Task directions: Look through the entries below and say how many lines contain the string "JSON". Give the number only.

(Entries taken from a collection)
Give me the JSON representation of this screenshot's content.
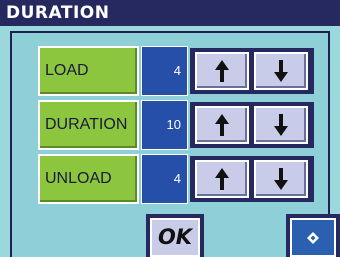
{
  "window": {
    "title": "DURATION"
  },
  "rows": [
    {
      "label": "LOAD",
      "value": "4"
    },
    {
      "label": "DURATION",
      "value": "10"
    },
    {
      "label": "UNLOAD",
      "value": "4"
    }
  ],
  "icons": {
    "up": "arrow-up-icon",
    "down": "arrow-down-icon",
    "nav": "diamond-nav-icon"
  },
  "buttons": {
    "ok_label": "OK"
  },
  "colors": {
    "background": "#9ad8dc",
    "titlebar": "#262860",
    "label_green": "#8cc63f",
    "value_blue": "#254fa8",
    "button_face": "#c8cce8"
  }
}
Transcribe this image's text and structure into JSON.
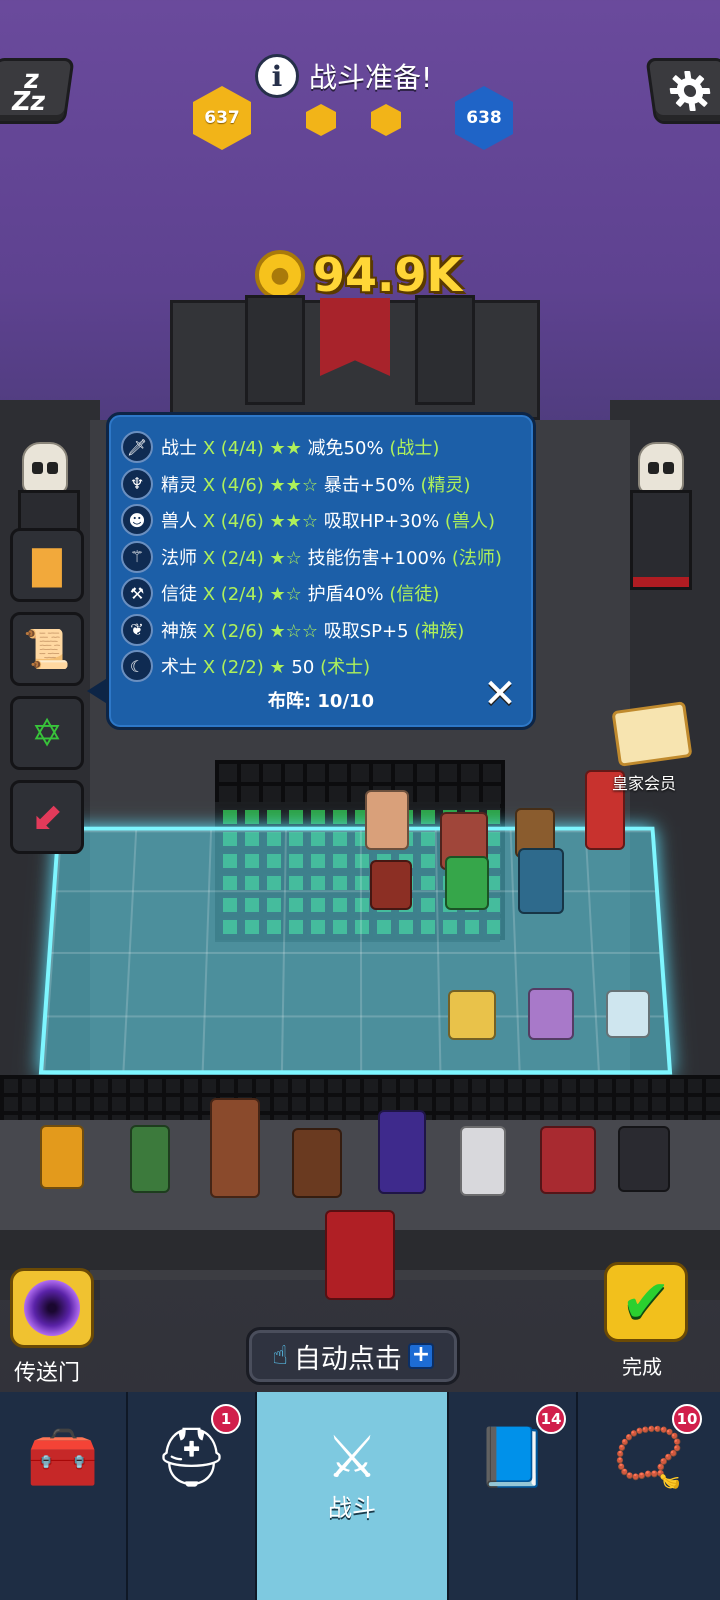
{
  "header": {
    "phase_title": "战斗准备!",
    "left_score": "637",
    "right_score": "638"
  },
  "gold": {
    "amount": "94.9K"
  },
  "synergy_panel": {
    "rows": [
      {
        "icon": "sword-icon",
        "name": "战士",
        "count": "X (4/4)",
        "stars": "★★",
        "effect": "减免50%",
        "tag": "(战士)"
      },
      {
        "icon": "elf-icon",
        "name": "精灵",
        "count": "X (4/6)",
        "stars": "★★☆",
        "effect": "暴击+50%",
        "tag": "(精灵)"
      },
      {
        "icon": "orc-icon",
        "name": "兽人",
        "count": "X (4/6)",
        "stars": "★★☆",
        "effect": "吸取HP+30%",
        "tag": "(兽人)"
      },
      {
        "icon": "wand-icon",
        "name": "法师",
        "count": "X (2/4)",
        "stars": "★☆",
        "effect": "技能伤害+100%",
        "tag": "(法师)"
      },
      {
        "icon": "hammer-icon",
        "name": "信徒",
        "count": "X (2/4)",
        "stars": "★☆",
        "effect": "护盾40%",
        "tag": "(信徒)"
      },
      {
        "icon": "wings-icon",
        "name": "神族",
        "count": "X (2/6)",
        "stars": "★☆☆",
        "effect": "吸取SP+5",
        "tag": "(神族)"
      },
      {
        "icon": "warlock-icon",
        "name": "术士",
        "count": "X (2/2)",
        "stars": "★",
        "effect": "50",
        "tag": "(术士)"
      }
    ],
    "formation_label": "布阵:",
    "formation_value": "10/10"
  },
  "royal_member": {
    "label": "皇家会员"
  },
  "bottom_controls": {
    "portal_label": "传送门",
    "done_label": "完成",
    "auto_click_label": "自动点击"
  },
  "tabs": [
    {
      "icon": "treasure-chest-icon",
      "label": "",
      "badge": ""
    },
    {
      "icon": "viking-helmet-icon",
      "label": "",
      "badge": "1"
    },
    {
      "icon": "crossed-swords-icon",
      "label": "战斗",
      "badge": ""
    },
    {
      "icon": "spellbook-icon",
      "label": "",
      "badge": "14"
    },
    {
      "icon": "amulet-icon",
      "label": "",
      "badge": "10"
    }
  ],
  "colors": {
    "panel_blue": "#1c5fa8",
    "highlight_green": "#aef05a",
    "gold": "#ffd637",
    "board_cyan": "#7ef6ff",
    "active_tab": "#7ec9e0"
  }
}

Solution to the problem: 2